The fans started to become irritated as they had been standing under the shelter for 3 hours with no announcements of whether NASCAR was just going to cancel the race.
The rain had finally stopped around 4:30 p.m. and the fans were excited to finally have a chance to make their way to their seats.
“It was about time it stopped raining, everyone else and I were tired of standing,” Otruba said.
About the time we got to our seats, a NASCAR official announced that they were going to dry the racetrack and start the race at 5:30 p.m.
The fans cheered and cheered in excitement that they were finally going to see some racing.
But, at 5:00 p.m. the fans hopes to see some racing was shattered because the rain began to fall again.
A NASCAR official announced that the race was postponed until the next day at noon, which would be the first time the Daytona 500 had ever been postponed in its 54th year of running.
Many fans were angry because they had traveled from all over the world to attend the Daytona 500 and now they have to wait another day.
For some it was worse than others because of scheduled flights or having to go back to work on Monday.
As in the Johnson family from Oklahoma who flew down just so they could witness their first Daytona 500, “I am extremely angry because our flight leaves tonight and these tickets were Christmas presents for my two kids. What do I do now? NASCAR needs to make a change and maybe have races on Saturdays,” Dan Johnson said.
Just as Johnson was angry so were we Flagler students that attended the race, for which all of us have class on Monday’s at noon.
We began to make our way to the gates to head home.
As were walking out of the gate, hundreds of fans were holding their tickets up trying to sell them.
We told ourselves that if the race gets postponed by rain on Monday then we will all come back on Tuesday.
We made our way home all disappointed to not see the greatest spectacle of racing.
BUZZ, BUZZ, BUZZ, I’ve seen fire and I’ve seen rain. I’ve seen sunny days that I thought would never end.
I woke up this morning disappointed and still worn out from the wasted day before.
I proceeded by doing my morning ritual when all of a sudden my phone rings. “Were going to the race, they postponed it at noon and it will re-start at 7:00,” Rado said.
I was very happy and ready for another chance to get to finally witness my first Daytona 500.
At 5:00 p.m., we all met up and crammed back into the truck and were on our way to the speedway.
We arrived at the speedway and it was sunny outside.
There was no chance of rain in the forecast.
The hour walk that it took us to walk to our seats yesterday only took half that for today.
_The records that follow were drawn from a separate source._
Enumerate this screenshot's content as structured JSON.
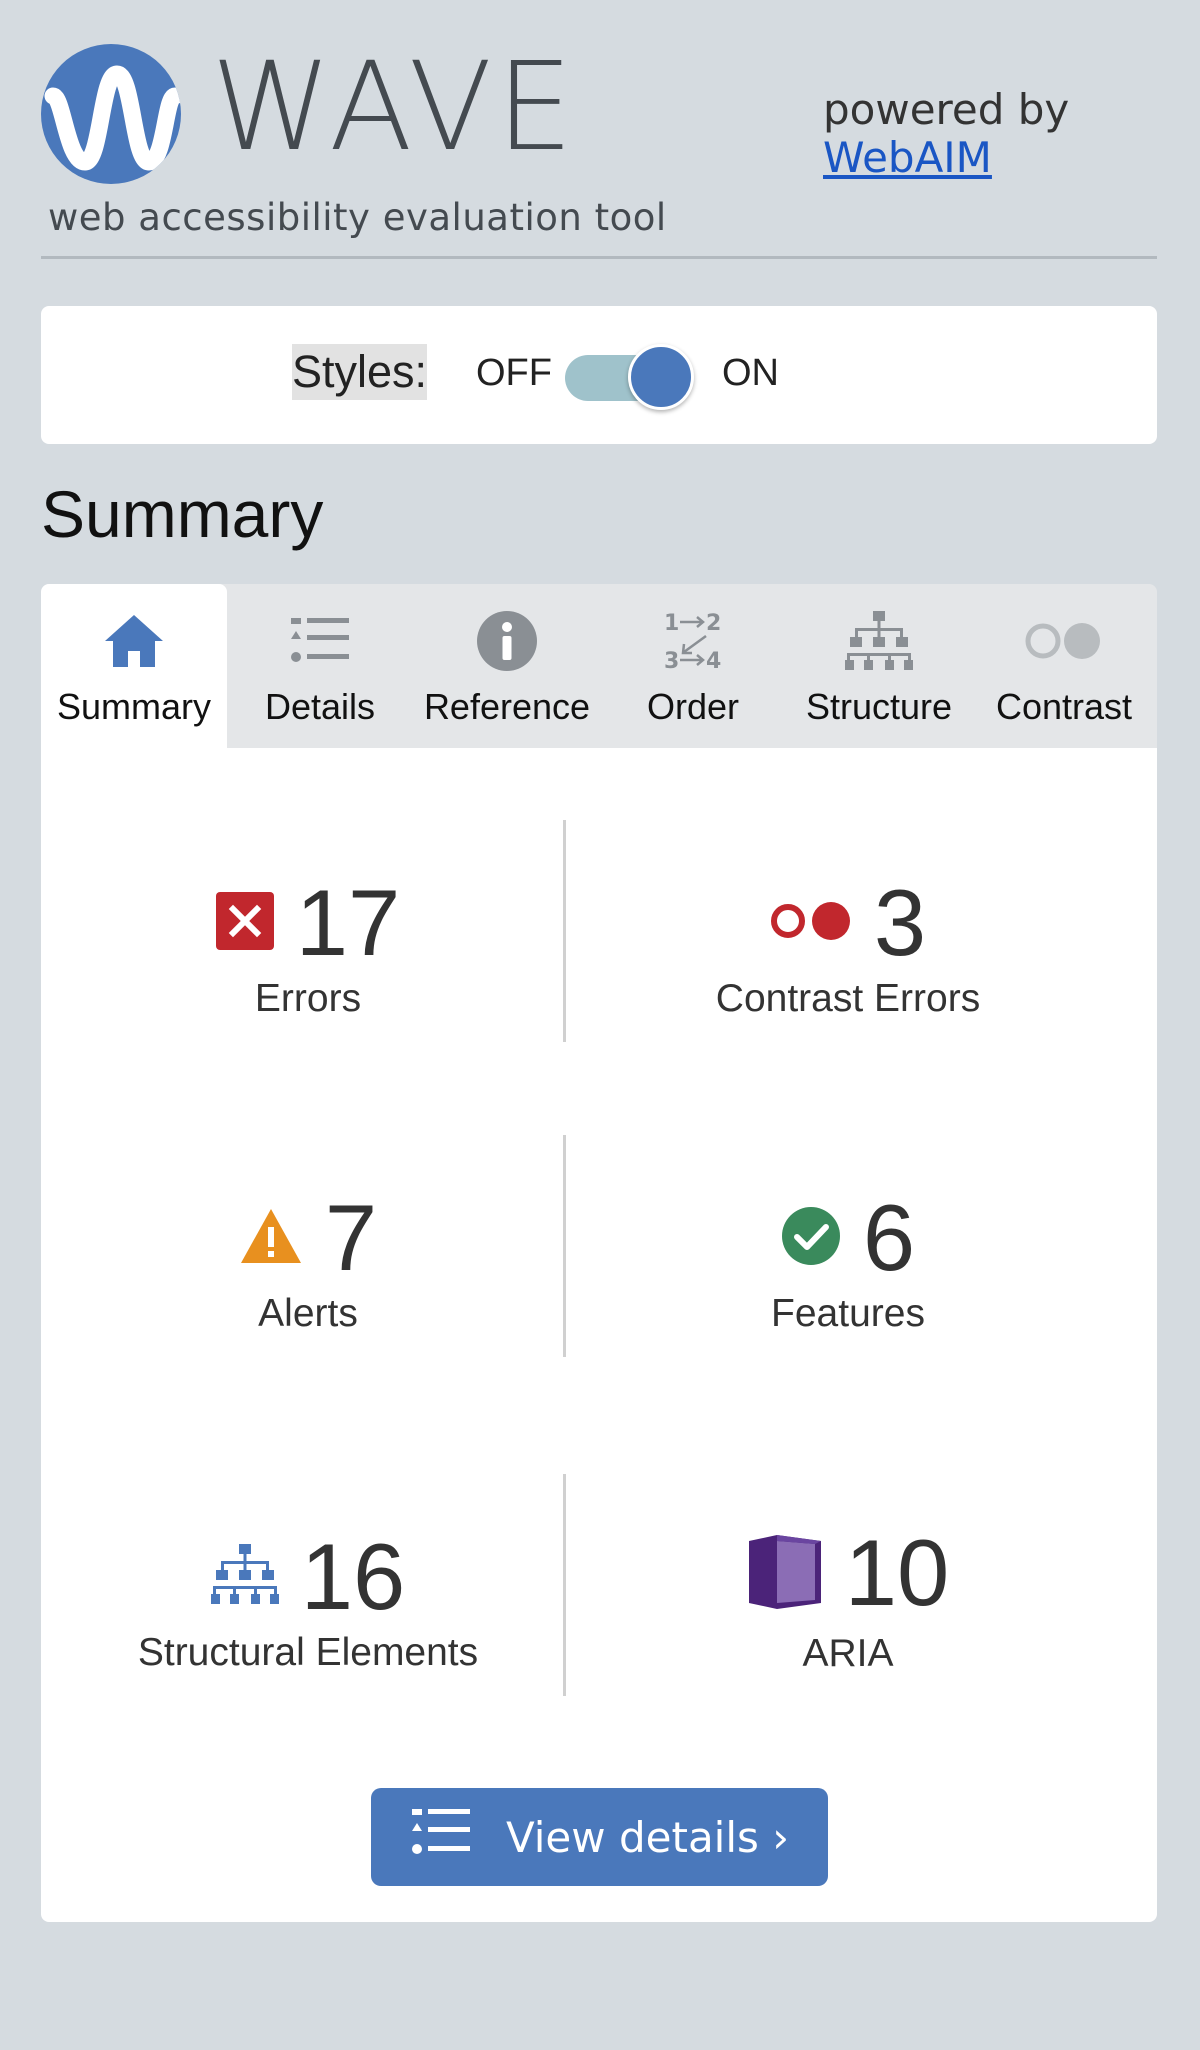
{
  "header": {
    "app_title": "WAVE",
    "tagline": "web accessibility evaluation tool",
    "powered_by": "powered by",
    "powered_link": "WebAIM",
    "logo_icon": "wave-logo-icon"
  },
  "styles": {
    "label": "Styles:",
    "off_label": "OFF",
    "on_label": "ON",
    "state": "on"
  },
  "summary_heading": "Summary",
  "tabs": [
    {
      "label": "Summary",
      "icon": "home-icon",
      "active": true
    },
    {
      "label": "Details",
      "icon": "list-icon",
      "active": false
    },
    {
      "label": "Reference",
      "icon": "info-icon",
      "active": false
    },
    {
      "label": "Order",
      "icon": "order-icon",
      "active": false
    },
    {
      "label": "Structure",
      "icon": "structure-icon",
      "active": false
    },
    {
      "label": "Contrast",
      "icon": "contrast-icon",
      "active": false
    }
  ],
  "stats": {
    "errors": {
      "count": "17",
      "label": "Errors",
      "icon": "error-icon",
      "color": "#c1272d"
    },
    "contrast_errors": {
      "count": "3",
      "label": "Contrast Errors",
      "icon": "contrast-error-icon",
      "color": "#c1272d"
    },
    "alerts": {
      "count": "7",
      "label": "Alerts",
      "icon": "alert-icon",
      "color": "#e8901f"
    },
    "features": {
      "count": "6",
      "label": "Features",
      "icon": "feature-check-icon",
      "color": "#3a8a5c"
    },
    "structural": {
      "count": "16",
      "label": "Structural Elements",
      "icon": "structure-icon",
      "color": "#4a78bb"
    },
    "aria": {
      "count": "10",
      "label": "ARIA",
      "icon": "aria-icon",
      "color": "#5b2d8a"
    }
  },
  "view_details": {
    "label": "View details ›",
    "icon": "list-icon"
  },
  "colors": {
    "accent": "#4a78bb",
    "background": "#d5dbe0",
    "link": "#1a56c4"
  }
}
The postponement must have caused a majority of the fans to not attend the race, for there were not as many people.
We made it to our seats and as the drivers doing their famous starting of their engines.
After two days, and thousands of angry NASCAR fans the race was finally underway.
The noise was unbearable, it was so loud. I thought NASCAR was going to be more exciting, after about 50 laps I was doing my usual stalking on Twitter and Facebook.
Three hours had passed and there had just been a minor crash and a caution flag with forty laps left in the race.
During the caution flag, Juan Pablo Montoya car went up in flames and he crashed his car into a jet dryer truck.
Montoya and the jet driver escaped the vehicles safely, but the fire kept blazing.
The flames kept growing higher and the fans knew that it would be a long time for the race to re-start.
Thousands of fans began to leave knowing of the long wait because crews would have to stop the fire then determine if the track was safe enough for the race drivers.
The fans were exhausted but determined to wait it out to see who would be the winner of the Daytona 500.
The cleanup took two hours and the race did not re-start till two in the morning.
The fans were even more upset as they were the day before. “I came to watch a race, not to see rain and a big fire,” Otruba said.
The forty laps that were left went by fast and the Daytona 500 finally had its 54th winner. Driver Matt Kenseth won his second Daytona 500.
How ironic that James Taylor’s classic “Fire and Rain” summed up the 54th running of the Daytona 500.